### WHAT THE TASK REQUIRES
Could you copy the records below exactly, leaving out any pictures they include?
** Opening RECORDED DATA block **
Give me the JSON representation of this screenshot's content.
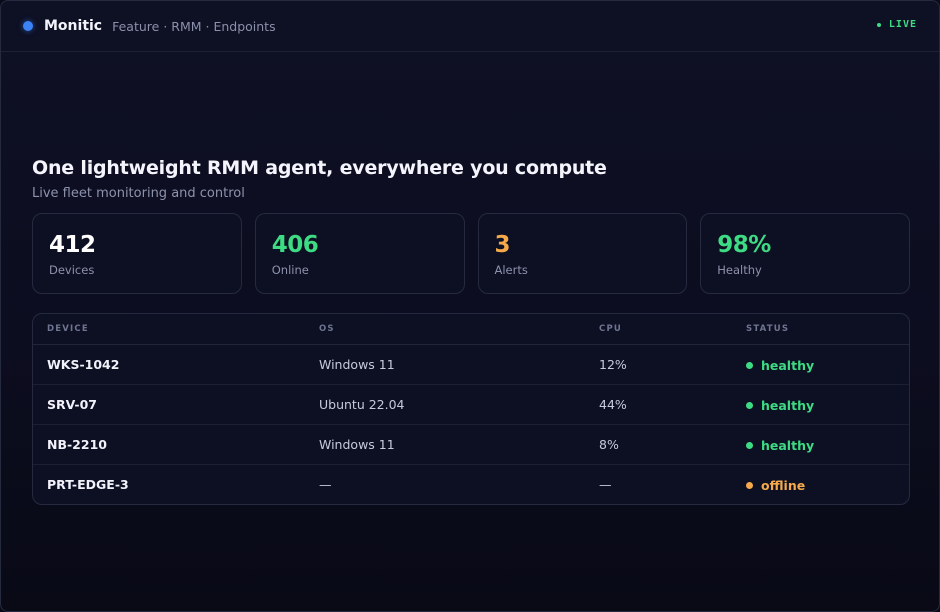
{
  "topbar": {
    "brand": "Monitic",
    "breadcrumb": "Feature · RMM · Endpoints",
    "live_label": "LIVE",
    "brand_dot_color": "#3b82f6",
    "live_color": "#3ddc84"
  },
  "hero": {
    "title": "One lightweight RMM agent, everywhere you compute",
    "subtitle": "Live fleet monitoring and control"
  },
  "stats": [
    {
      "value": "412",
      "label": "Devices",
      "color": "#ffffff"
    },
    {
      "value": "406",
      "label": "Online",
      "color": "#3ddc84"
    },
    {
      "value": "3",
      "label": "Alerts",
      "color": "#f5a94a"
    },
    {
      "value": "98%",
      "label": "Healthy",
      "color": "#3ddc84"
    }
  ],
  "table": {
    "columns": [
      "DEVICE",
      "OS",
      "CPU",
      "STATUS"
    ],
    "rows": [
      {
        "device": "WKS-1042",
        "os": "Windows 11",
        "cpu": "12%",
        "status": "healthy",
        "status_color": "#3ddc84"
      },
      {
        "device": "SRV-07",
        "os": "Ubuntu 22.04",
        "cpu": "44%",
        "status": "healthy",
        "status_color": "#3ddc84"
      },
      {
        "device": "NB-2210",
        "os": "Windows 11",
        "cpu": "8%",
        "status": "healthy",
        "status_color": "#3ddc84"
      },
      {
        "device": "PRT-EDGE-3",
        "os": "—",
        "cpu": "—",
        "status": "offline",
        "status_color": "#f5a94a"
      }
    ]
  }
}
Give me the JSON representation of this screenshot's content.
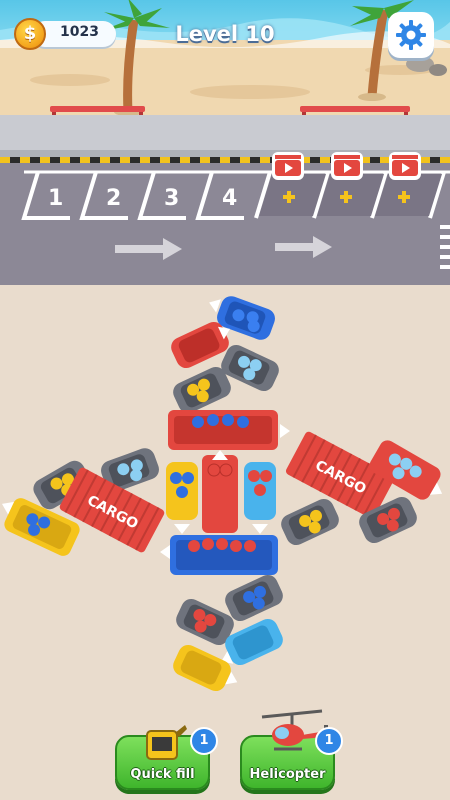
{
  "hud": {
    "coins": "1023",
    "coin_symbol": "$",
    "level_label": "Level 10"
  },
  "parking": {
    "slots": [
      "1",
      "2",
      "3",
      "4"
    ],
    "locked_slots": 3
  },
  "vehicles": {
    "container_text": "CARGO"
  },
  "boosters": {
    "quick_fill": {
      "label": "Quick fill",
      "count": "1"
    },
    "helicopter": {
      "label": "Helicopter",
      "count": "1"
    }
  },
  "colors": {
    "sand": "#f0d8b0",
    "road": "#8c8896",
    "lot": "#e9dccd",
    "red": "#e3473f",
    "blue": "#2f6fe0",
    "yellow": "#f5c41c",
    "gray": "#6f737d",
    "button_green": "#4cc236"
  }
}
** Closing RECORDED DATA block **
### PROBLEM SOLUTION
Give me the JSON representation of this screenshot's content.
{
  "topbar": {
    "brand": "Monitic",
    "breadcrumb": "Feature · RMM · Endpoints",
    "live_label": "LIVE",
    "brand_dot_color": "#3b82f6",
    "live_color": "#3ddc84"
  },
  "hero": {
    "title": "One lightweight RMM agent, everywhere you compute",
    "subtitle": "Live fleet monitoring and control"
  },
  "stats": [
    {
      "value": "412",
      "label": "Devices",
      "color": "#ffffff"
    },
    {
      "value": "406",
      "label": "Online",
      "color": "#3ddc84"
    },
    {
      "value": "3",
      "label": "Alerts",
      "color": "#f5a94a"
    },
    {
      "value": "98%",
      "label": "Healthy",
      "color": "#3ddc84"
    }
  ],
  "table": {
    "columns": [
      "DEVICE",
      "OS",
      "CPU",
      "STATUS"
    ],
    "rows": [
      {
        "device": "WKS-1042",
        "os": "Windows 11",
        "cpu": "12%",
        "status": "healthy",
        "status_color": "#3ddc84"
      },
      {
        "device": "SRV-07",
        "os": "Ubuntu 22.04",
        "cpu": "44%",
        "status": "healthy",
        "status_color": "#3ddc84"
      },
      {
        "device": "NB-2210",
        "os": "Windows 11",
        "cpu": "8%",
        "status": "healthy",
        "status_color": "#3ddc84"
      },
      {
        "device": "PRT-EDGE-3",
        "os": "—",
        "cpu": "—",
        "status": "offline",
        "status_color": "#f5a94a"
      }
    ]
  }
}
Give me the JSON representation of this screenshot's content.
{
  "hud": {
    "coins": "1023",
    "coin_symbol": "$",
    "level_label": "Level 10"
  },
  "parking": {
    "slots": [
      "1",
      "2",
      "3",
      "4"
    ],
    "locked_slots": 3
  },
  "vehicles": {
    "container_text": "CARGO"
  },
  "boosters": {
    "quick_fill": {
      "label": "Quick fill",
      "count": "1"
    },
    "helicopter": {
      "label": "Helicopter",
      "count": "1"
    }
  },
  "colors": {
    "sand": "#f0d8b0",
    "road": "#8c8896",
    "lot": "#e9dccd",
    "red": "#e3473f",
    "blue": "#2f6fe0",
    "yellow": "#f5c41c",
    "gray": "#6f737d",
    "button_green": "#4cc236"
  }
}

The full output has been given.